### Task prompt:
List each line of the data that holds the word "detail".

### Material supplied:
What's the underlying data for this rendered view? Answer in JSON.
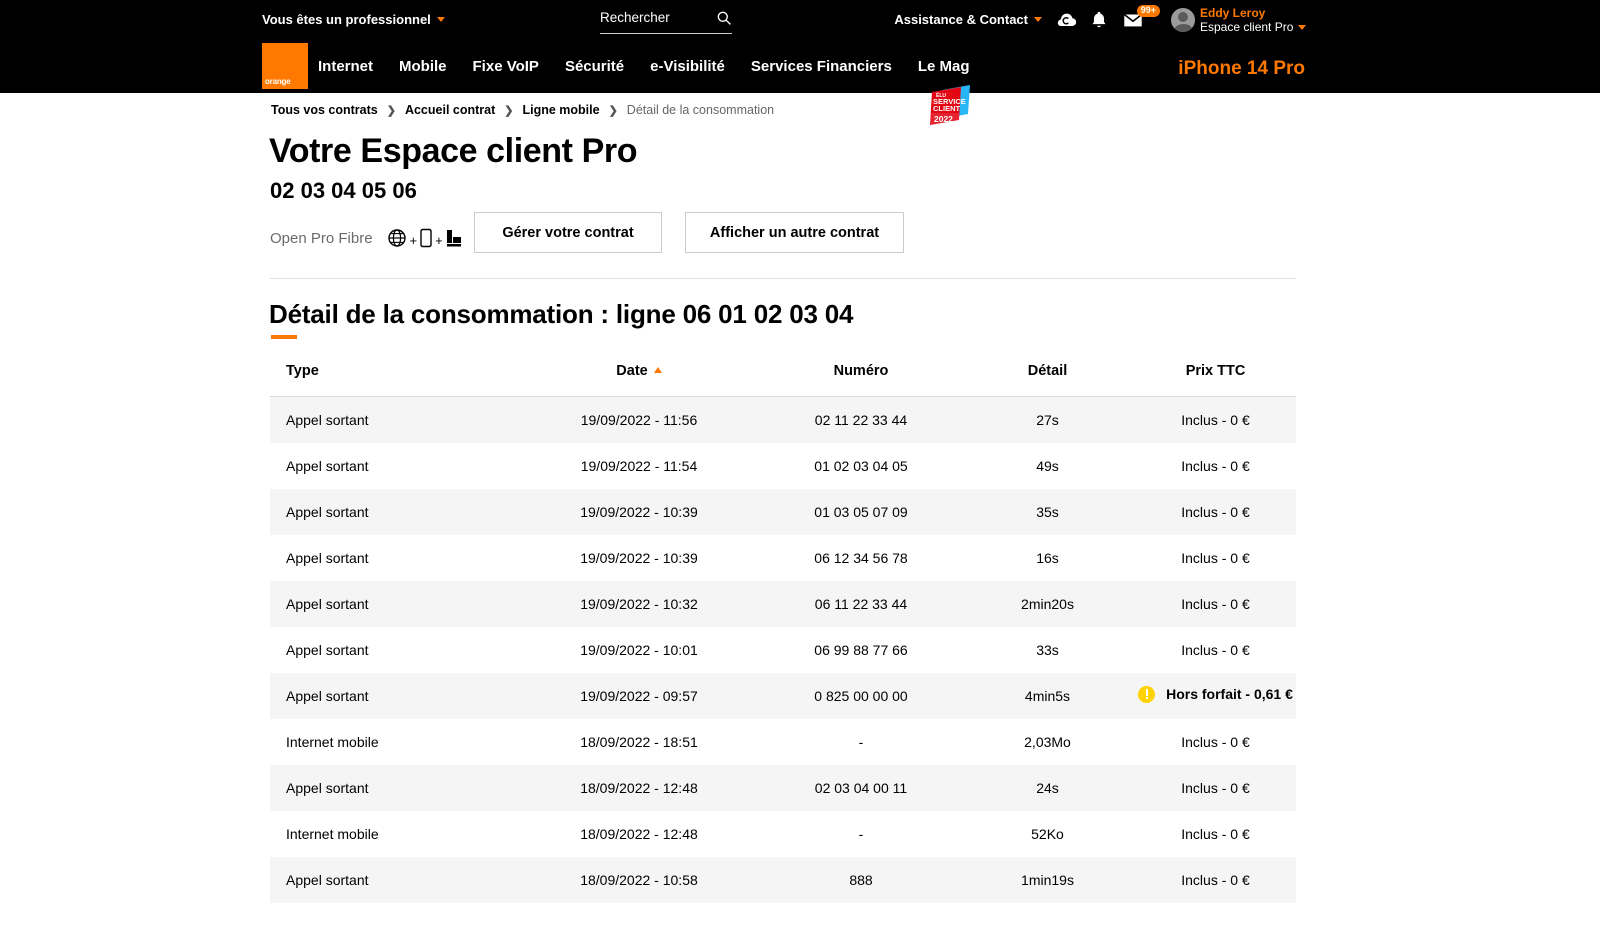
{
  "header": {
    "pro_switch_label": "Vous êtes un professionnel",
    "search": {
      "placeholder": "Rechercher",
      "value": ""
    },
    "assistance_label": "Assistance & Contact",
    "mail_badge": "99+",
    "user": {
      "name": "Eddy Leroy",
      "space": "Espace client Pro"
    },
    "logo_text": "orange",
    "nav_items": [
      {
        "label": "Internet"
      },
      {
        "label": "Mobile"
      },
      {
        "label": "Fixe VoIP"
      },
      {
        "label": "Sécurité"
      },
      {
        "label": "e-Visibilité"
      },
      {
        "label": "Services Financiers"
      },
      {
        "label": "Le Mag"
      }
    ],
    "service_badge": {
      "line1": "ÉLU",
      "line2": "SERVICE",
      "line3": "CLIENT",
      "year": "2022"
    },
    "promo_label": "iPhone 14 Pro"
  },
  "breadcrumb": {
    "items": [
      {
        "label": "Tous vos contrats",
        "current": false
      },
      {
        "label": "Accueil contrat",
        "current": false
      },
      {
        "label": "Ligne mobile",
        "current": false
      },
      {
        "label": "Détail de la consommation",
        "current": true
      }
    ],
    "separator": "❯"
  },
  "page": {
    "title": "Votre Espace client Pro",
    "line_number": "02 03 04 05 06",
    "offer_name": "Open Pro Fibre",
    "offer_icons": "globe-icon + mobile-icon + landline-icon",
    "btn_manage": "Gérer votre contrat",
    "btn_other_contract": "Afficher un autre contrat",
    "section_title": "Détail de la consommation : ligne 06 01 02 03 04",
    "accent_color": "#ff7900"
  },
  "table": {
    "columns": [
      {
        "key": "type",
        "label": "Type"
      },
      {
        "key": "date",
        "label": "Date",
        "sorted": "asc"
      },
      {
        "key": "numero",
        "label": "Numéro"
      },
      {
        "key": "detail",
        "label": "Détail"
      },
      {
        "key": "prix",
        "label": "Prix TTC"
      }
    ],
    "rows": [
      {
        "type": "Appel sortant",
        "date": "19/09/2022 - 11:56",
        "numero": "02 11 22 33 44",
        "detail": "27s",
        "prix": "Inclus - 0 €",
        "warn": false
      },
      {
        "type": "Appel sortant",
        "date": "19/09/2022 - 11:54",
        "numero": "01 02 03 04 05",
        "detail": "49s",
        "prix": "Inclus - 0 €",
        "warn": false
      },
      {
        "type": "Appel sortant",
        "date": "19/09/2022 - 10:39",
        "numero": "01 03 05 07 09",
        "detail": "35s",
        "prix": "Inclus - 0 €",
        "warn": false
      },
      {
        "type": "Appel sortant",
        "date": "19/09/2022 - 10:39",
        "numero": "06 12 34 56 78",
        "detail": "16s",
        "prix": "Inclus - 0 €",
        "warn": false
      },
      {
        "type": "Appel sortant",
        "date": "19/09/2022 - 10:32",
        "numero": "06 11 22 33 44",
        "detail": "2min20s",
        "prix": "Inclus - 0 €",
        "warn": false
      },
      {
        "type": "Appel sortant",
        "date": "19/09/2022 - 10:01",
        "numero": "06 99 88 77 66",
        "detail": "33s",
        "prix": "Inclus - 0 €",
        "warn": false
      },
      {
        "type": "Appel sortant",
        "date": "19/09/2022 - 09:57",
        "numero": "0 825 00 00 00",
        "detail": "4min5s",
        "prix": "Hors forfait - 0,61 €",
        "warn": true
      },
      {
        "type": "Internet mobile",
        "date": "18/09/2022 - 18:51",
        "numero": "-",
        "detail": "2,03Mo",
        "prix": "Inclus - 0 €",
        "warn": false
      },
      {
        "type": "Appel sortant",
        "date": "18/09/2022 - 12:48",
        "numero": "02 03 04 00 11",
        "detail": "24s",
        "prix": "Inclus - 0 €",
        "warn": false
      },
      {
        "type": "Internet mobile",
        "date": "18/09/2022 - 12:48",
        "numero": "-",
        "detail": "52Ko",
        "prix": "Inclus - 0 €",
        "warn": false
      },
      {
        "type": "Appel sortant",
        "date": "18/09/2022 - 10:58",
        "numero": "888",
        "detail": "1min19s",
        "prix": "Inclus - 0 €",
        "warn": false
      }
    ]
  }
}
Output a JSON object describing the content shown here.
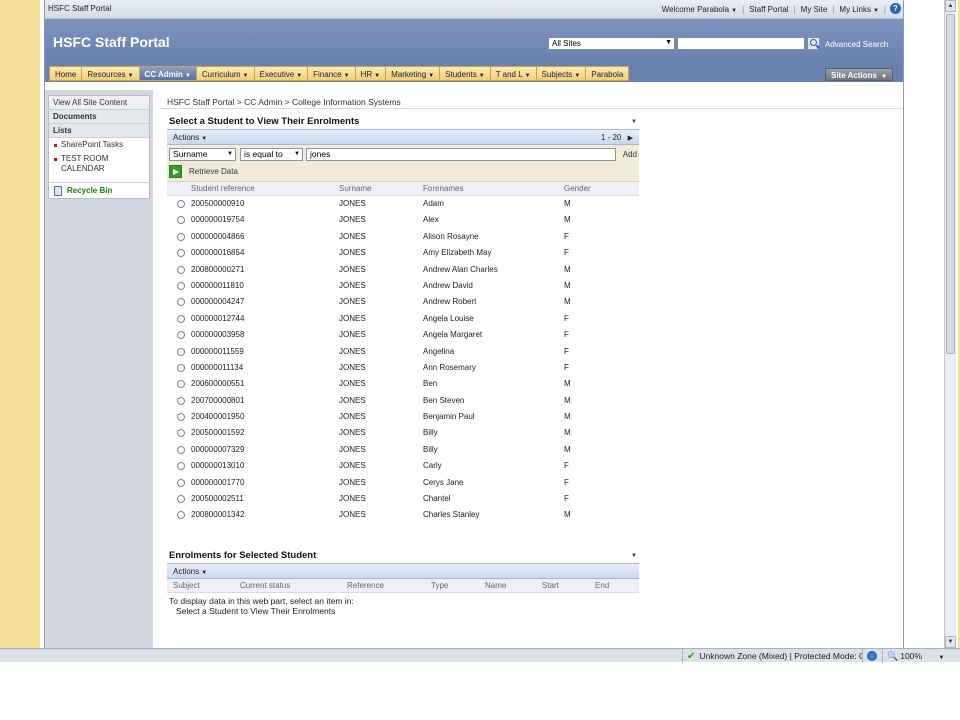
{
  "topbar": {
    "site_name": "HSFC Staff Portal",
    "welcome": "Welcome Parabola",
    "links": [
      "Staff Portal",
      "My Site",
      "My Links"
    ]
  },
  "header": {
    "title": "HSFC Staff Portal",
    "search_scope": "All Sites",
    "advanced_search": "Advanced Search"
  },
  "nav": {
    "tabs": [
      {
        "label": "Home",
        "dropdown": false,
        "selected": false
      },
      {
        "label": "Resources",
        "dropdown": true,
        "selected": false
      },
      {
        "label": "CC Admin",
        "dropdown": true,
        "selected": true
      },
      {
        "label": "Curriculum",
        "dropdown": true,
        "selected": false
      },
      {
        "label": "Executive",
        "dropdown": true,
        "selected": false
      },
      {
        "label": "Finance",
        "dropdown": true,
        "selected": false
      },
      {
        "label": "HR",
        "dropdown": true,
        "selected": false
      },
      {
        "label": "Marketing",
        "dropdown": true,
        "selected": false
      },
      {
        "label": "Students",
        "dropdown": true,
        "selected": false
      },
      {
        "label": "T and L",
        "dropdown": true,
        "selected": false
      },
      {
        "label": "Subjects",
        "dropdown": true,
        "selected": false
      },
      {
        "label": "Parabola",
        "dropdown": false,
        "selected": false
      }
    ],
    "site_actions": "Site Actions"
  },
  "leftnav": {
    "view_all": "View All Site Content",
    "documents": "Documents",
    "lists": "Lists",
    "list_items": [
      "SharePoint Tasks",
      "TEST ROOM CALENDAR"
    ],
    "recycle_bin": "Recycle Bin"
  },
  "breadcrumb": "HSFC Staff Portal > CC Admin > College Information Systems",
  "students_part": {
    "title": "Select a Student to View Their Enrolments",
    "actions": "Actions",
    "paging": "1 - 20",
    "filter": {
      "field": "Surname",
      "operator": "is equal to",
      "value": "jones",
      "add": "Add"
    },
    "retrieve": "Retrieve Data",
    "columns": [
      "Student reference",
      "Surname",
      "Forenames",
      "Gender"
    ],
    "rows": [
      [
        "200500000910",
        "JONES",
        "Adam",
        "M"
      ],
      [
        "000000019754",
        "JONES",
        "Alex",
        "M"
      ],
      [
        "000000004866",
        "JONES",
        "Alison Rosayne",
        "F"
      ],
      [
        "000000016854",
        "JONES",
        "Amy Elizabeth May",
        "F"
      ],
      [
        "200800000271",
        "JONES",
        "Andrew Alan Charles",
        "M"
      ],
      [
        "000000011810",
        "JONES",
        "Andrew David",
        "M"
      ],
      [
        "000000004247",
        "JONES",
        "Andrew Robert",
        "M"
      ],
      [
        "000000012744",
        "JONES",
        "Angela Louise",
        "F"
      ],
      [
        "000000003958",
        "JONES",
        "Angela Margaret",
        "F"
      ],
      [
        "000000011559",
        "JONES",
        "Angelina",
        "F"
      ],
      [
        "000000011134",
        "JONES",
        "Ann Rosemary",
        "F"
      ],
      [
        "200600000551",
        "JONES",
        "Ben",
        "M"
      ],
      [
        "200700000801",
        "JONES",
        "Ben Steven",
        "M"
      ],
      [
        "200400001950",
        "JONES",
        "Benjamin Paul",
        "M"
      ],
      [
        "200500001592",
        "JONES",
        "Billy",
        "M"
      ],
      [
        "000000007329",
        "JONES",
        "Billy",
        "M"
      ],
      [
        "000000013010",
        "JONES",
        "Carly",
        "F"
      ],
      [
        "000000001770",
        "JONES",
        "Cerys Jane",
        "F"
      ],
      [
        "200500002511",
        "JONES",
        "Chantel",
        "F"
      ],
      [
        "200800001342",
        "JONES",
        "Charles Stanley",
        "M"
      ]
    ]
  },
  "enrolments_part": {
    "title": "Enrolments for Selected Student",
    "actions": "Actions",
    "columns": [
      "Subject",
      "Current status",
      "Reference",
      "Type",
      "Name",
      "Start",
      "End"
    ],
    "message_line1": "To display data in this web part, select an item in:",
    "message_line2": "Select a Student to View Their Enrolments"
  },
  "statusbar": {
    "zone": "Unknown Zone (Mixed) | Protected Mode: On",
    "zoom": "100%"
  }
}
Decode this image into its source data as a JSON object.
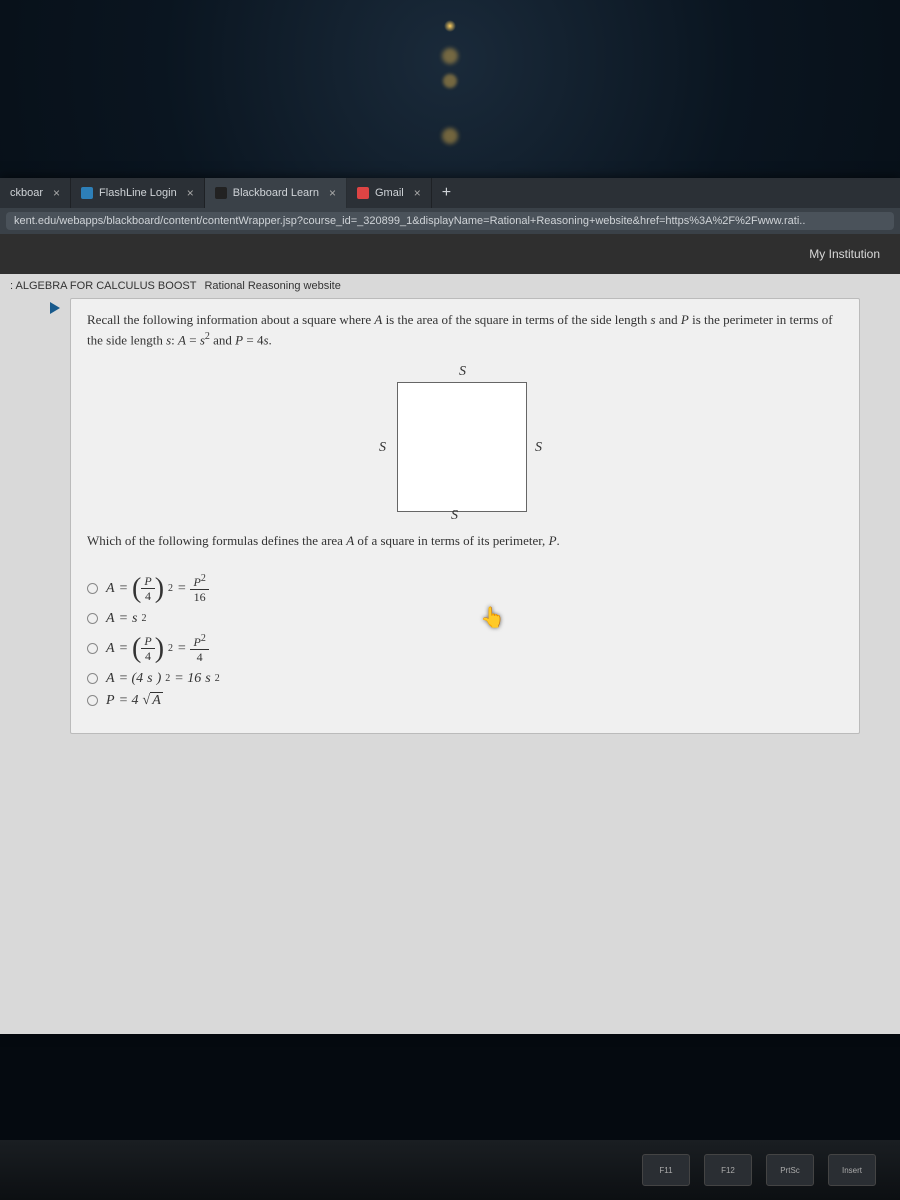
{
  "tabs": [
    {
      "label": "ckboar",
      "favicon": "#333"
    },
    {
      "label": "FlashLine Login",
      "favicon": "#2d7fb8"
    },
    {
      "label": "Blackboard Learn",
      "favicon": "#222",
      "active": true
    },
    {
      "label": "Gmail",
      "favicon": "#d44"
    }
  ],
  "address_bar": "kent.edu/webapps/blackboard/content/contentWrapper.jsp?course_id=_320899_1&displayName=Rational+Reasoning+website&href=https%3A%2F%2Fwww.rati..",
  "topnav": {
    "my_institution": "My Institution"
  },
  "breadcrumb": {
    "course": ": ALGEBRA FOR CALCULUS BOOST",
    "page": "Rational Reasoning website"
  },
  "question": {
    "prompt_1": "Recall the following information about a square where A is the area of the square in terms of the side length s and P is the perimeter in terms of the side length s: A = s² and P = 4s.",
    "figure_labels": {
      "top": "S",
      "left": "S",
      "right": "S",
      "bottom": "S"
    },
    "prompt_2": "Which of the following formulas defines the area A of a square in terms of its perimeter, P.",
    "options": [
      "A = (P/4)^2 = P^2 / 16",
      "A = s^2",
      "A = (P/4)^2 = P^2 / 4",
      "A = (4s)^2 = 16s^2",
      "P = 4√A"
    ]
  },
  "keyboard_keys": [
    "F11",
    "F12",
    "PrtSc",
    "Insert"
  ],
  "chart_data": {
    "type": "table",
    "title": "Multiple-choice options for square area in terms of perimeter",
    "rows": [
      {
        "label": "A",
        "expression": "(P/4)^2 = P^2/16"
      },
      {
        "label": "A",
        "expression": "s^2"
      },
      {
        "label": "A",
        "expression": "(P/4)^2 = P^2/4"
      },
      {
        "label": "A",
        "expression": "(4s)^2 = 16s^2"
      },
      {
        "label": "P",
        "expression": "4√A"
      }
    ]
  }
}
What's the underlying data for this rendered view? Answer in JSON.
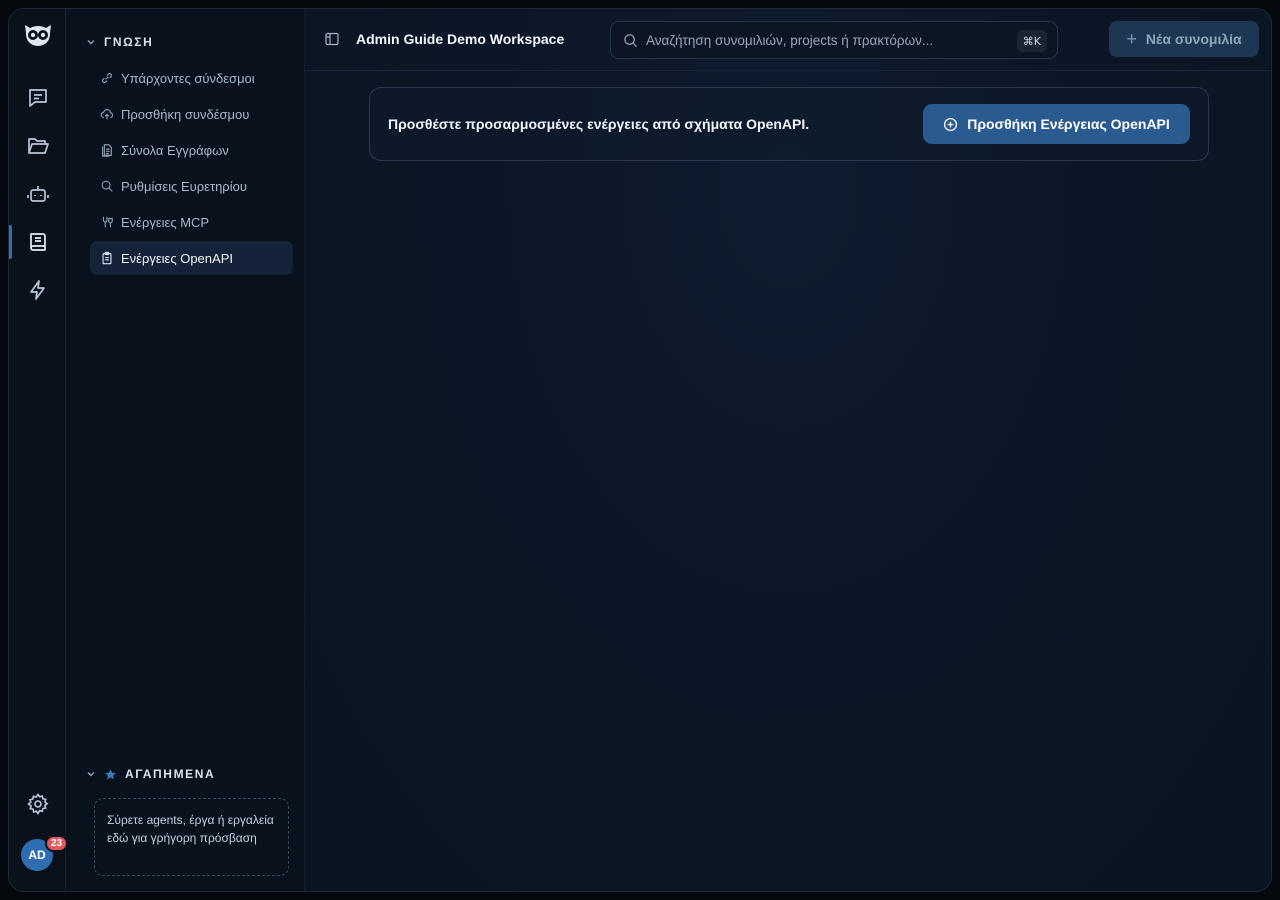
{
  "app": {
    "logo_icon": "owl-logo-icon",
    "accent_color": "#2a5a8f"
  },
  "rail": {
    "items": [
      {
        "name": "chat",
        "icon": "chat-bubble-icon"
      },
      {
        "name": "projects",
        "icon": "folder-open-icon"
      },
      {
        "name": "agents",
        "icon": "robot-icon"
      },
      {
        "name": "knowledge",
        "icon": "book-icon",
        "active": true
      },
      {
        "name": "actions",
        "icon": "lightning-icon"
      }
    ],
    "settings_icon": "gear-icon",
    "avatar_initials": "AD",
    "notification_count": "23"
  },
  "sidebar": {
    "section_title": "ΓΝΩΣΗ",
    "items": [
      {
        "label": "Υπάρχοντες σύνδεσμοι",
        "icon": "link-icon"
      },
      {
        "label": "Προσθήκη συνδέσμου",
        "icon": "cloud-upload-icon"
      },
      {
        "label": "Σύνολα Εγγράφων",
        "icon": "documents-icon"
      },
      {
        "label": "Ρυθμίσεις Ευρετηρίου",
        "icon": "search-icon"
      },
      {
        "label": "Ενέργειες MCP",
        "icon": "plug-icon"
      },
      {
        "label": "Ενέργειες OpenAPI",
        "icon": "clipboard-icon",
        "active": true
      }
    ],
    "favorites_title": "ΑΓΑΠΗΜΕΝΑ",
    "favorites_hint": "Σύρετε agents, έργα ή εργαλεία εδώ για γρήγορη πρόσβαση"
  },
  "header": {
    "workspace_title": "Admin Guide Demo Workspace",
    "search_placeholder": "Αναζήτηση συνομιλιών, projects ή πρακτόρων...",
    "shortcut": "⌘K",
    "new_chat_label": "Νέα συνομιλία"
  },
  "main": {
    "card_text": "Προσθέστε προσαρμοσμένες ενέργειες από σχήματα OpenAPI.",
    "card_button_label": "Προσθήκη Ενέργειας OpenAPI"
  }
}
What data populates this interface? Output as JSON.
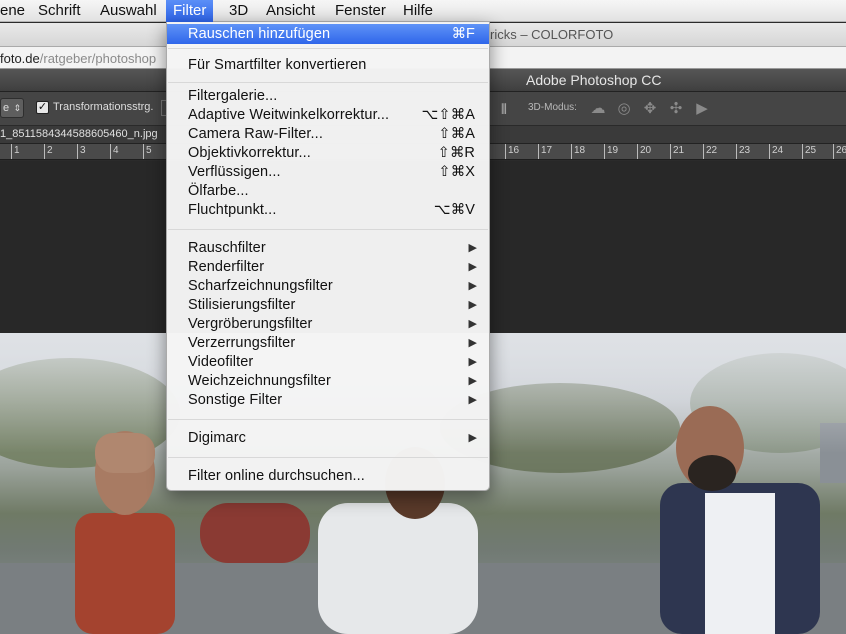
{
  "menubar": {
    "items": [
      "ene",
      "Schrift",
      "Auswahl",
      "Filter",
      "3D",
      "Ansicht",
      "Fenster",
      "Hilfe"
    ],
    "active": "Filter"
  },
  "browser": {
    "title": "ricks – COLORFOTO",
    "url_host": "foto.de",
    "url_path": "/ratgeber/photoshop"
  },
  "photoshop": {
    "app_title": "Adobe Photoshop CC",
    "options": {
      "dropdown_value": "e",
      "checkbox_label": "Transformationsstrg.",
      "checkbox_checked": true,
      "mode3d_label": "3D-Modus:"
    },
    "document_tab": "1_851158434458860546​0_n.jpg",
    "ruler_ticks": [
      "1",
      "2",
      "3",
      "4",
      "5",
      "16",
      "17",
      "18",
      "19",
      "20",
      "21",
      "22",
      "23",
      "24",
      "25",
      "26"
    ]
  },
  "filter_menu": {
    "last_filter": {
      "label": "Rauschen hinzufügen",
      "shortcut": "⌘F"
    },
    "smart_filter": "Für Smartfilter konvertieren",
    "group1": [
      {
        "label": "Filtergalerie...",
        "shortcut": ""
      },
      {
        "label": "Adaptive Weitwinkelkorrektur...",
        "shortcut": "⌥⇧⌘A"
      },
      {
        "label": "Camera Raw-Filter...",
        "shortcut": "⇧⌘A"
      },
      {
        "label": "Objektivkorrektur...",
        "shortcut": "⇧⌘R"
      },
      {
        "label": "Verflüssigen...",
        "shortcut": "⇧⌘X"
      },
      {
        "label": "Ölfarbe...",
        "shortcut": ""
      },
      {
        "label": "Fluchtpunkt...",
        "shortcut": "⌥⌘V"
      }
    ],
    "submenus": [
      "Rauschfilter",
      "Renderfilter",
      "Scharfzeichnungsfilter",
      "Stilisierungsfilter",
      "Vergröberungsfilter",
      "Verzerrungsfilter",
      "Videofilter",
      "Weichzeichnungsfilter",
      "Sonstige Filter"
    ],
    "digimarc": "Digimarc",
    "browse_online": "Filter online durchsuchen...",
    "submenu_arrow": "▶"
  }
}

### Problem solution:
        "key": "detail",
        "detail": "27s",
        "detail": "49s",
        "detail": "35s",
        "detail": "16s",
        "detail": "2min20s",
        "detail": "33s",
        "detail": "4min5s",
        "detail": "2,03Mo",
        "detail": "24s",
        "detail": "52Ko",
        "detail": "1min19s",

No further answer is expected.